### Task instructions
Among the entries, which lines carry the string "battery"? Copy each of them.

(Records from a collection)
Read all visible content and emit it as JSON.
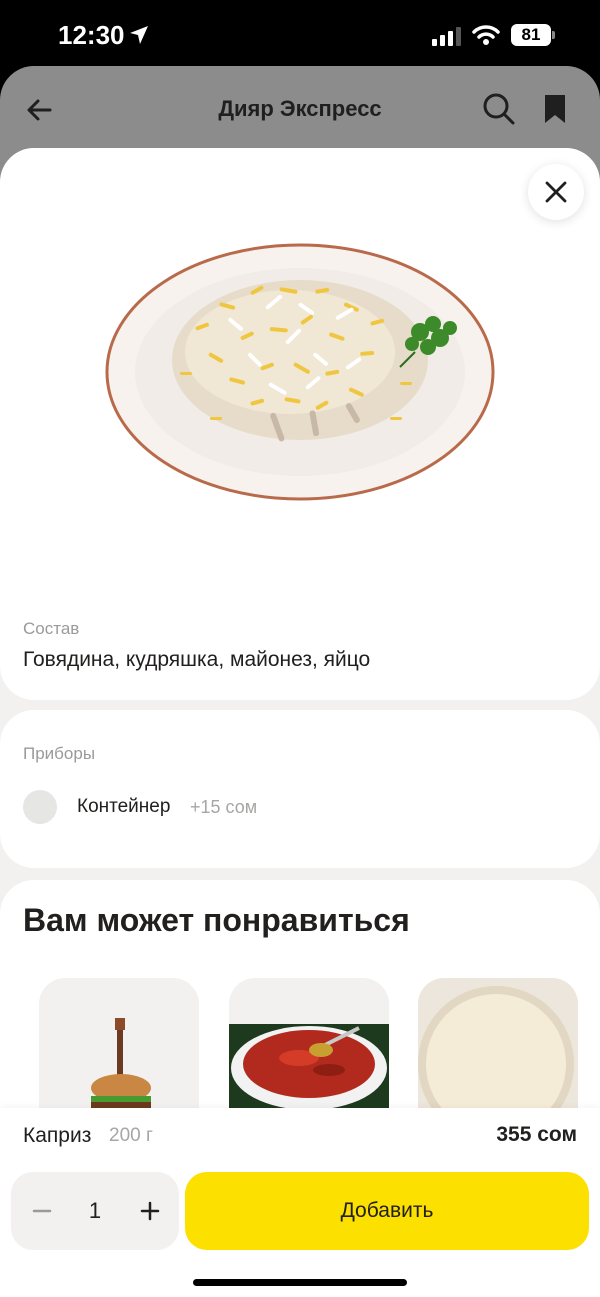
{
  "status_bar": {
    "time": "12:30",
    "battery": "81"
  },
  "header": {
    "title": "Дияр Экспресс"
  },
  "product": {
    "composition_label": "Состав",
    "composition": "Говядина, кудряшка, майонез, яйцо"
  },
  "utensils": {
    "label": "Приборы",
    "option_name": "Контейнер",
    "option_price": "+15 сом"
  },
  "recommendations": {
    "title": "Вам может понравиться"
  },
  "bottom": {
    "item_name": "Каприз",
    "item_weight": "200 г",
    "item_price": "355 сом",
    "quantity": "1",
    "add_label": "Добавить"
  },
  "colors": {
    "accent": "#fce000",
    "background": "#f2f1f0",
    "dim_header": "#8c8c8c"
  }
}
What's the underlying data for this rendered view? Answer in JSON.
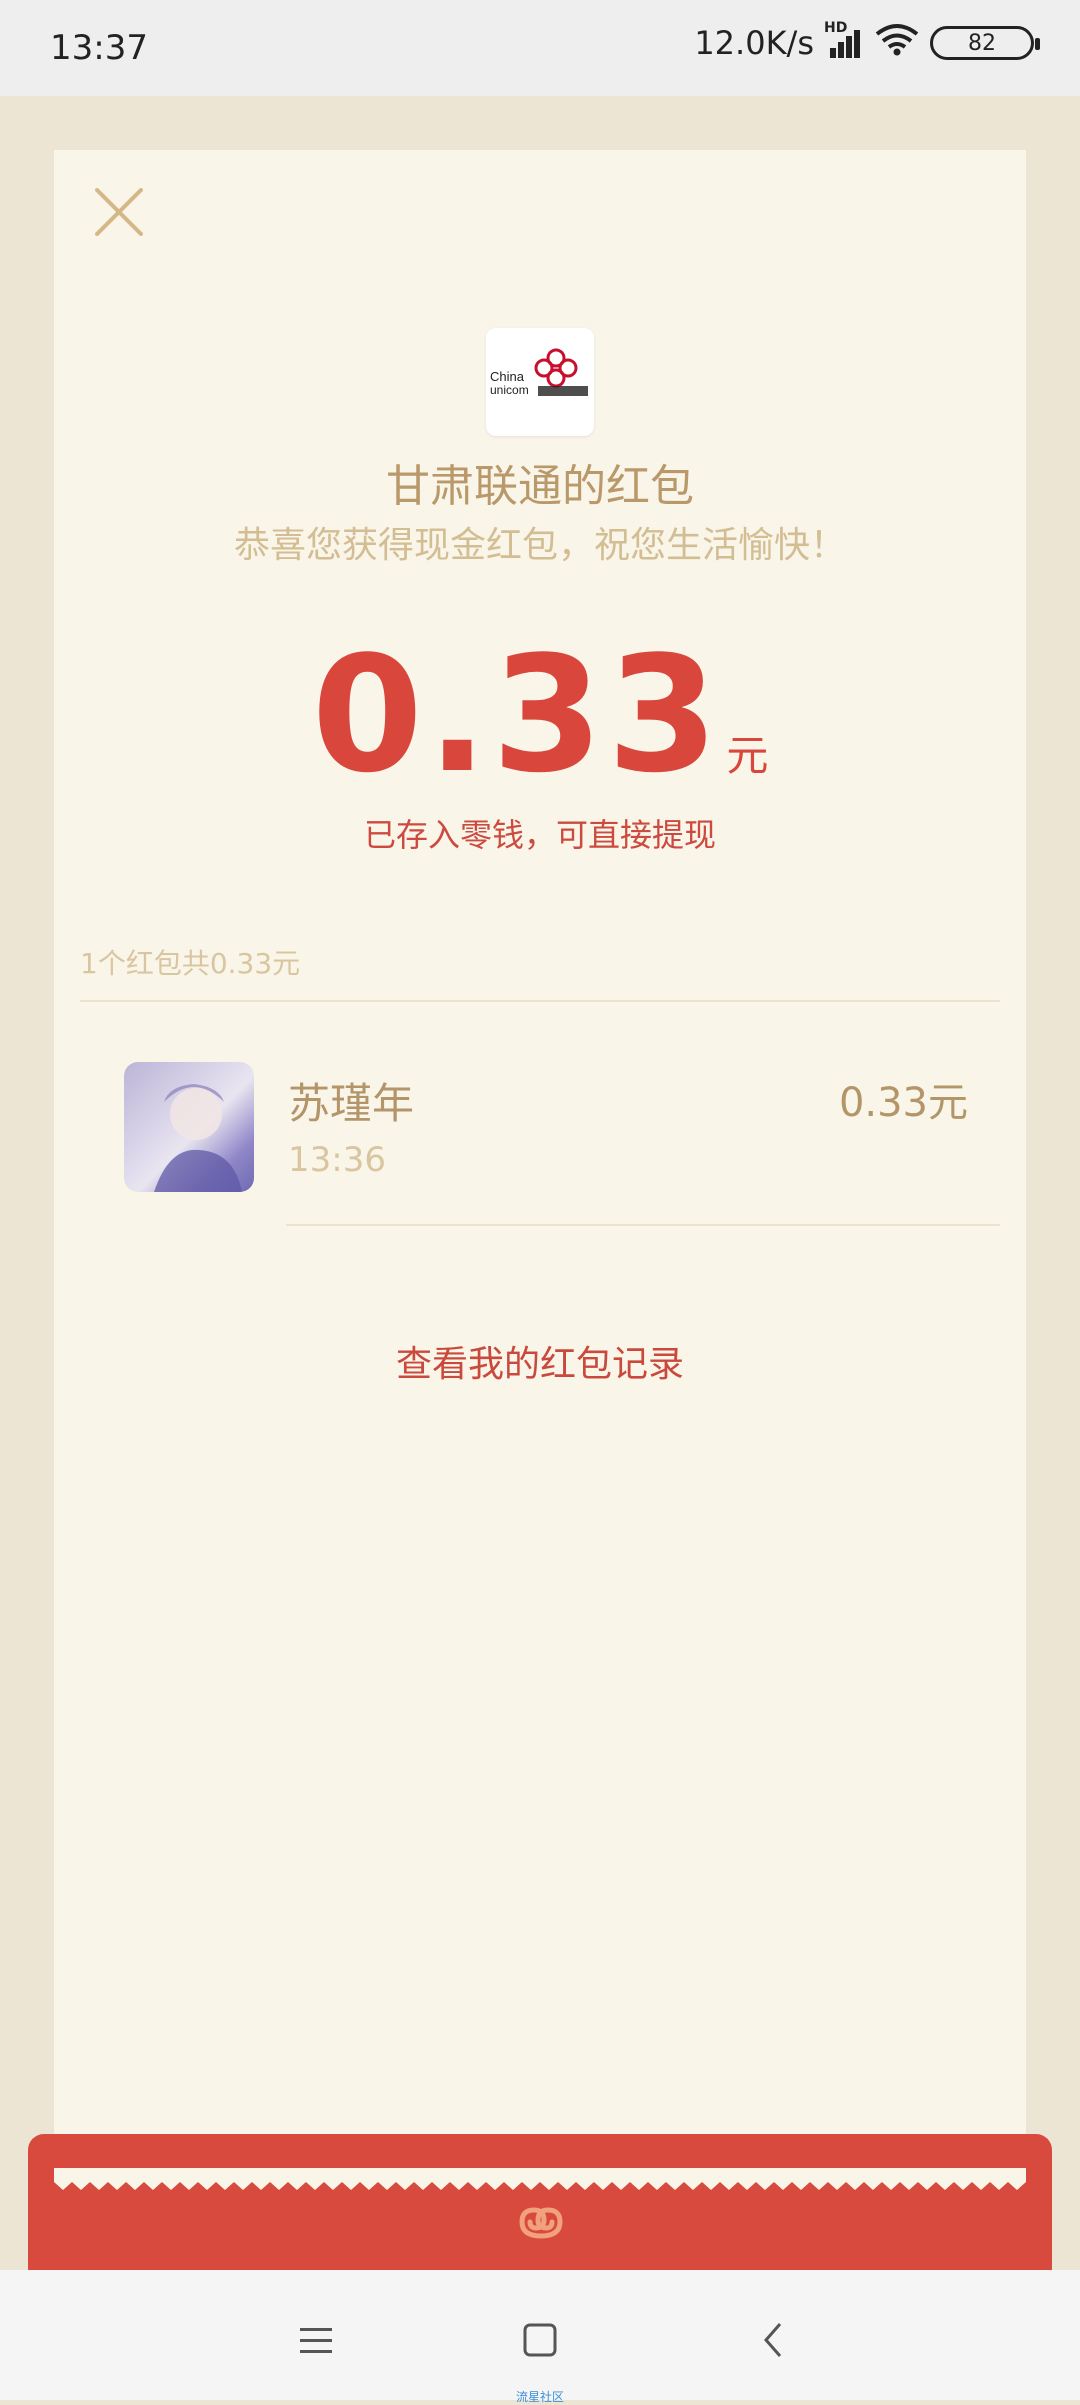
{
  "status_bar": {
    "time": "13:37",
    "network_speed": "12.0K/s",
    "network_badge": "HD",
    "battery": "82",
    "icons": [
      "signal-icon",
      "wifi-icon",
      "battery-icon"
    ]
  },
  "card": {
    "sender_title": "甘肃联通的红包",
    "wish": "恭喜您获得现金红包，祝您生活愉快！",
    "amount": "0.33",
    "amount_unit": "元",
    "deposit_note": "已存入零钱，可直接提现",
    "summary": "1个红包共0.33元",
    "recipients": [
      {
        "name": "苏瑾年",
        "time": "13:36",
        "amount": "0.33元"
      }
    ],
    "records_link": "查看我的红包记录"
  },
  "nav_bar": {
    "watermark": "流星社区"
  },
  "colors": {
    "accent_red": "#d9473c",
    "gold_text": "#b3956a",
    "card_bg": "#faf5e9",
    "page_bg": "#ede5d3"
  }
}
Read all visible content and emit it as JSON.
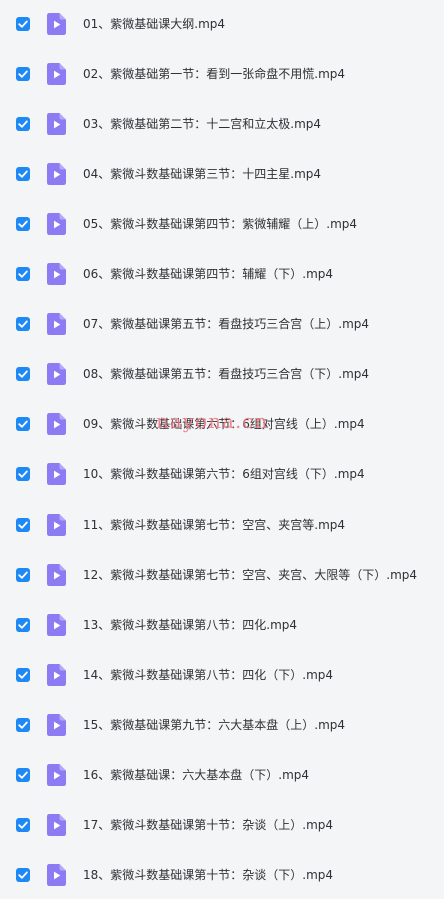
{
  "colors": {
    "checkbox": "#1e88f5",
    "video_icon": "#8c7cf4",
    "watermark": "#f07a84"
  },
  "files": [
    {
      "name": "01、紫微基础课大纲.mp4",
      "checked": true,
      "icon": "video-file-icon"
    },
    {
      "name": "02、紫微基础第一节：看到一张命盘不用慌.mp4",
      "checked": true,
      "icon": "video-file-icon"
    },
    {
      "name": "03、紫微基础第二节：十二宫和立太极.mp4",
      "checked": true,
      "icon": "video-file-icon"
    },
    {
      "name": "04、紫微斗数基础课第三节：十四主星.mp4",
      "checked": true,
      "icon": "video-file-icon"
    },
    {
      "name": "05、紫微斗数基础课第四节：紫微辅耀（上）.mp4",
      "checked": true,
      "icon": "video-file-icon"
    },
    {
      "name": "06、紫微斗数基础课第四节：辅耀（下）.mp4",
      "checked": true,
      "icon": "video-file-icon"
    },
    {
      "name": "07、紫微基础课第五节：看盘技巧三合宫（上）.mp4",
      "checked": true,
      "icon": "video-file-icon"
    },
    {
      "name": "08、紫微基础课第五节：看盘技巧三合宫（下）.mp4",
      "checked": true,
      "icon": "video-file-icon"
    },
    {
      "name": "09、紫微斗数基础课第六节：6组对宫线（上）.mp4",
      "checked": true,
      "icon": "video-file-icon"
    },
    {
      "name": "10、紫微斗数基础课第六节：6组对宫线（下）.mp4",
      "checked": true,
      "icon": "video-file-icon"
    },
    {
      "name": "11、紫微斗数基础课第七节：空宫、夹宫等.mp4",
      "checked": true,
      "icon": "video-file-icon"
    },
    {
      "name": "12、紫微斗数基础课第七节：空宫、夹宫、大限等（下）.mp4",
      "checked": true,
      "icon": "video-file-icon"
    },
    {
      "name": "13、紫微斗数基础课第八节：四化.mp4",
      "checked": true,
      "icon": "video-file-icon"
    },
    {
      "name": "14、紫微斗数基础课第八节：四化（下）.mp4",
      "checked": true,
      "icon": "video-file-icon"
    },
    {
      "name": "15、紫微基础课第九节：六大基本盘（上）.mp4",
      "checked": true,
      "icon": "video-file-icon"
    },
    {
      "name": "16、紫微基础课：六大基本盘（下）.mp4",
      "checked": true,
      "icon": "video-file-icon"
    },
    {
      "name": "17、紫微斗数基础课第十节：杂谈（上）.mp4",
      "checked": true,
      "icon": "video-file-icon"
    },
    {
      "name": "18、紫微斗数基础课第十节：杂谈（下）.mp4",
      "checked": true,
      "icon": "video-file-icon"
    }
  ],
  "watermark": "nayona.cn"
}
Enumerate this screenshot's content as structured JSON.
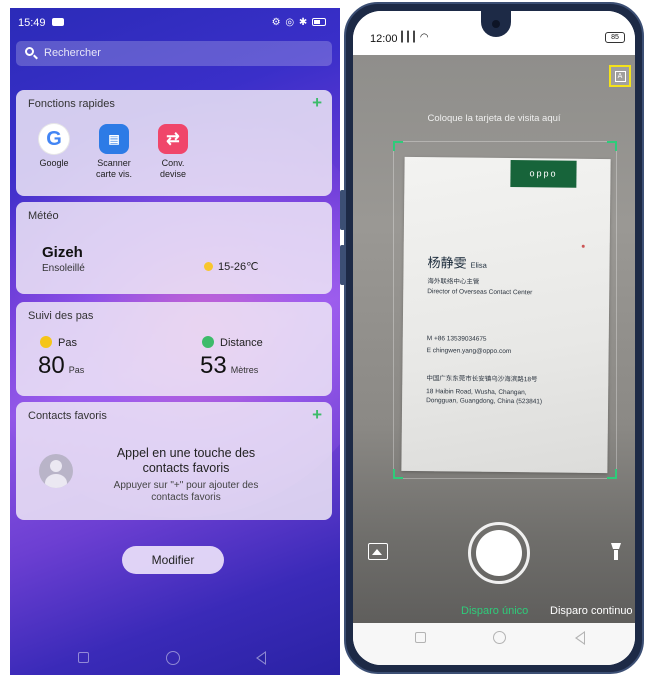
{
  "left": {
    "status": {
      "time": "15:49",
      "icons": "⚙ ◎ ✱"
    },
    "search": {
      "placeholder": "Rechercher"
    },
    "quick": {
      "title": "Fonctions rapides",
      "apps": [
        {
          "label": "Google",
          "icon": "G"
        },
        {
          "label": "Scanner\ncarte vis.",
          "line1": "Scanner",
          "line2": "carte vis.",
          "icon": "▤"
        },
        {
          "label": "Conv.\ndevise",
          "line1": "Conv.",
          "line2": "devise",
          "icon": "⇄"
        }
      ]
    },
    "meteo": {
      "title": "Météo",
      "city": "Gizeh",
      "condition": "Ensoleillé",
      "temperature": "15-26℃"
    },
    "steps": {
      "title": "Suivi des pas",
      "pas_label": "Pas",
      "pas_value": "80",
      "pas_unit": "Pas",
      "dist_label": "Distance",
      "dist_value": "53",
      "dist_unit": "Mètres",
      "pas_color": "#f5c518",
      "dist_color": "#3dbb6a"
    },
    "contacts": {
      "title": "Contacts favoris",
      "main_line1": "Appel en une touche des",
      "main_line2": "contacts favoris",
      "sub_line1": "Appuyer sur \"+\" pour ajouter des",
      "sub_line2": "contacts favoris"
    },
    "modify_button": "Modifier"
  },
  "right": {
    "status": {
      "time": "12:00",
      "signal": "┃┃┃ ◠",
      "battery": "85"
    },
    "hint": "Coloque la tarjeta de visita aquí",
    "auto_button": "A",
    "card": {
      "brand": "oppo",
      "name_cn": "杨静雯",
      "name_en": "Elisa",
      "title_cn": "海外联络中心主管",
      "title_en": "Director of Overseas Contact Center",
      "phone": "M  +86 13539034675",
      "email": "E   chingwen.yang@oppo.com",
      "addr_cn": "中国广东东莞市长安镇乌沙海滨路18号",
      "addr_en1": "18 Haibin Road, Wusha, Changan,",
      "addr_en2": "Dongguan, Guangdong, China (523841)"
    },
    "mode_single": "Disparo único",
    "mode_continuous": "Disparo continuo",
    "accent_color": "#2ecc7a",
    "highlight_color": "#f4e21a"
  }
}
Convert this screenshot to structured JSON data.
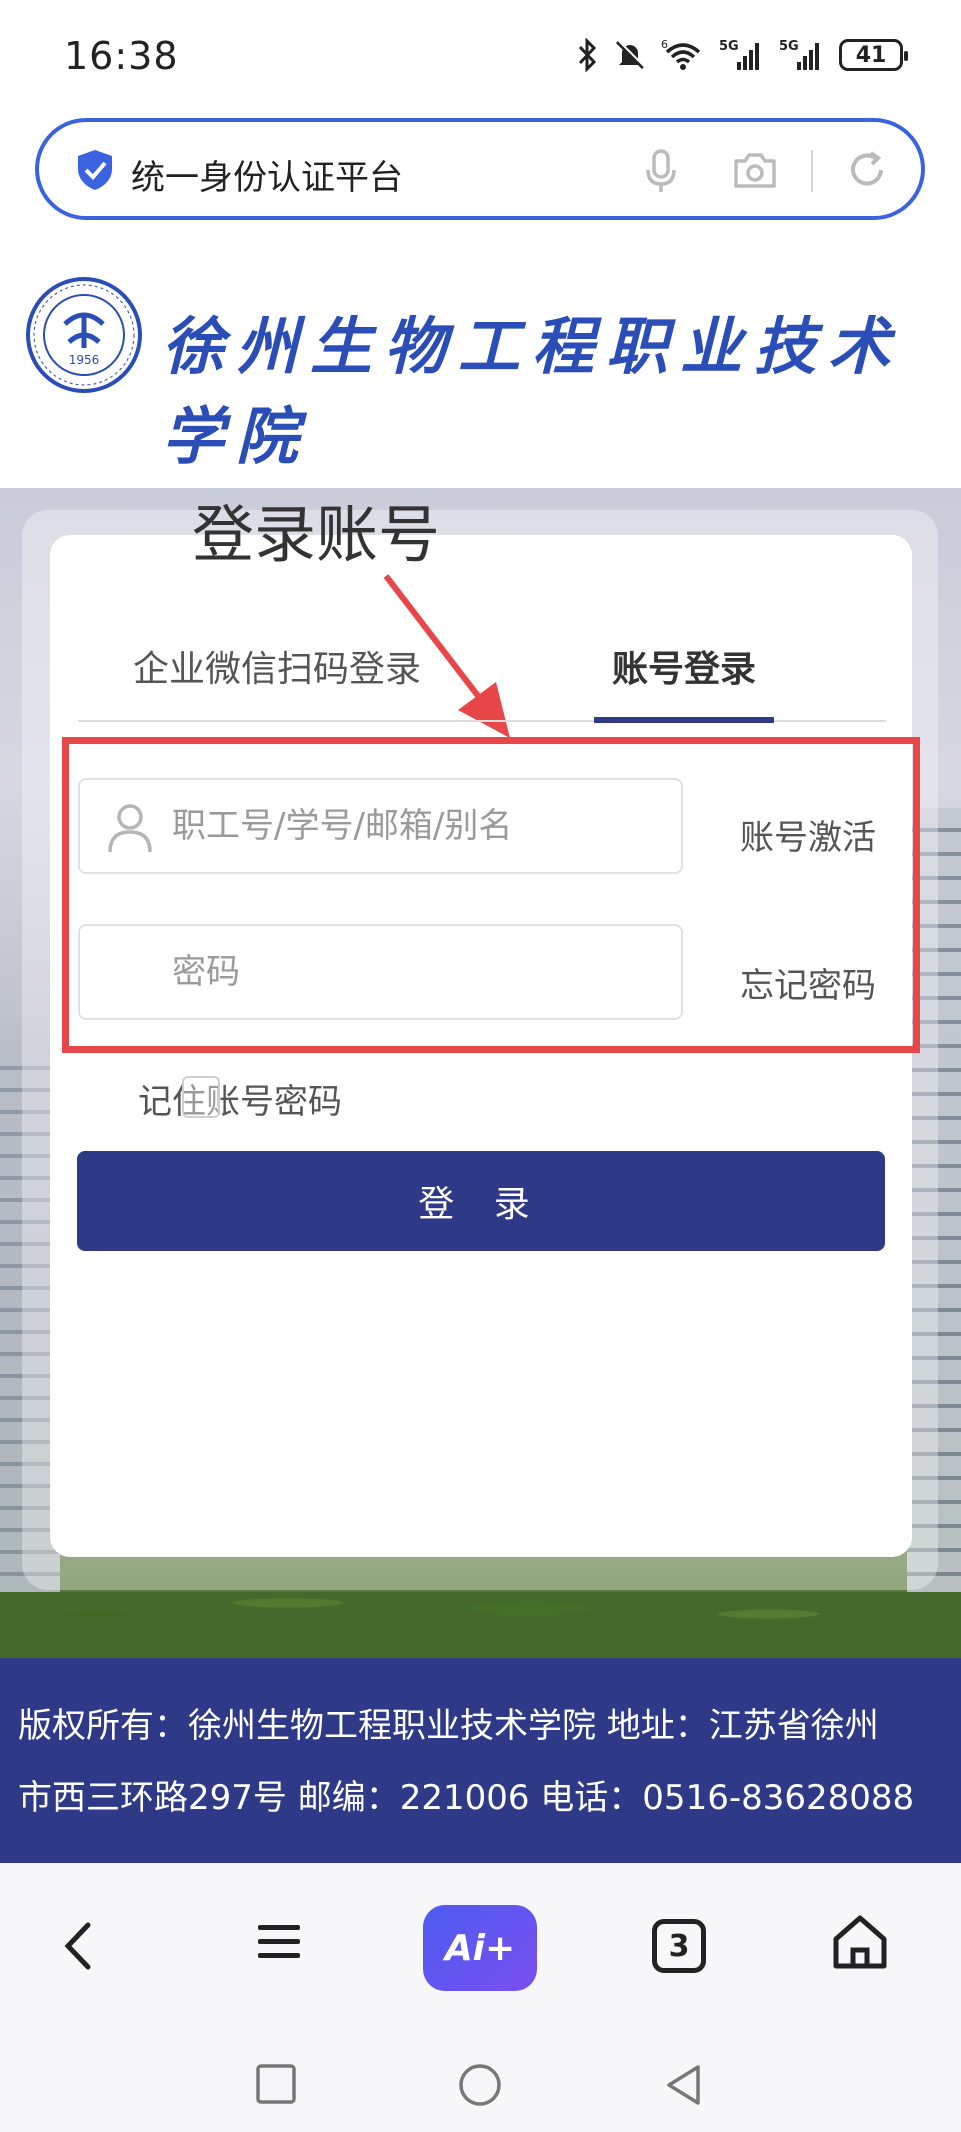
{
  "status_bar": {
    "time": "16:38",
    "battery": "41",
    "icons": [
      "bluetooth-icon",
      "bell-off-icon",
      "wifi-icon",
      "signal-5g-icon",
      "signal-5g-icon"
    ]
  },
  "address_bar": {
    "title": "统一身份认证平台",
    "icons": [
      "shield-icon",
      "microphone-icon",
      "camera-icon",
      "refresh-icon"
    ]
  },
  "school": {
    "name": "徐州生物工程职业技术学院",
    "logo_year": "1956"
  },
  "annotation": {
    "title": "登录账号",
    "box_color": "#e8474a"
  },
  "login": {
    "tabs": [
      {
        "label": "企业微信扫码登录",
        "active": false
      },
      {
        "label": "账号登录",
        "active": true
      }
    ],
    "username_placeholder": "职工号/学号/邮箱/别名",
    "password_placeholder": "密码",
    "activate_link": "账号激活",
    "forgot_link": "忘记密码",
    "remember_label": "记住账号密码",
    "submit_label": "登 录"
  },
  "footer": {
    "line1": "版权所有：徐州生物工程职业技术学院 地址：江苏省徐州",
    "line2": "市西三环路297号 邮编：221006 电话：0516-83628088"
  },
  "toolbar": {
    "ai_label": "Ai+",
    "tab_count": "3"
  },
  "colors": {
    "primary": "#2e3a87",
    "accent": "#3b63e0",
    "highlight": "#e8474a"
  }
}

### Answer to this task
    "battery": "81"
    "battery": "82",
      "battery-icon"
      "battery": "85"
    "battery": "41",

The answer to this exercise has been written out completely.